Global Health News
Brain WiFi Reverses Leg Paralysis In Primates
Condensed by L.D. Ramirez (sourced from a BBC News / Nature article by James Gallagher)
An implant that beams instructions out of the brain has been used to restore movement in paralysed primates for the first time, say scientists.
Spinal cord injuries block the flow of electrical signals from the brain to the rest of the body, resulting in paralysis. It is a wound that rarely heals, but one potential solution is to use technology to bypass the injury.
Rhesus monkeys were paralysed in one leg due to a damaged spinal cord. A team from the Swiss Federal Institute of Technology bypassed the injury by sending real-time instructions straight from the brain to the nerves controlling leg movement.
A chip was implanted into the part of the monkeys' brain that controls movement. Its job was to read the spikes of electrical activity that are the instructions for moving the legs and send them to a nearby computer.
It deciphered the messages and sent instructions to an implant in the monkey's spine to electrically stimulate the appropriate nerves.
The results, published in the journal Nature, showed the monkeys regained some control of their paralysed leg within six days and could walk in a straight line on a treadmill.
Jocelyne Bloch, a neurosurgeon from the Lausanne University Hospital, said: "For the first time, I can image a completely paralysed patient being able to move their legs through this brain-spine interface."

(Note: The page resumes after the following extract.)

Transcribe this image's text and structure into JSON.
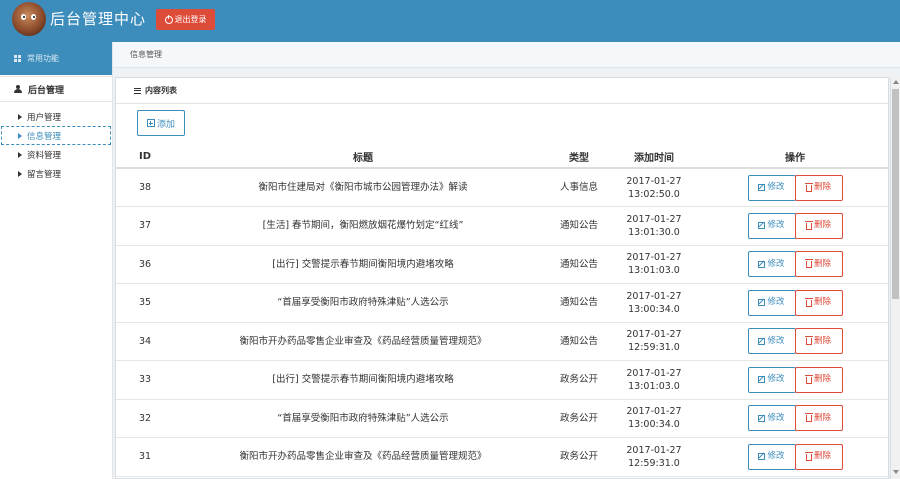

Experts said the technology could be ready for human trials within a decade.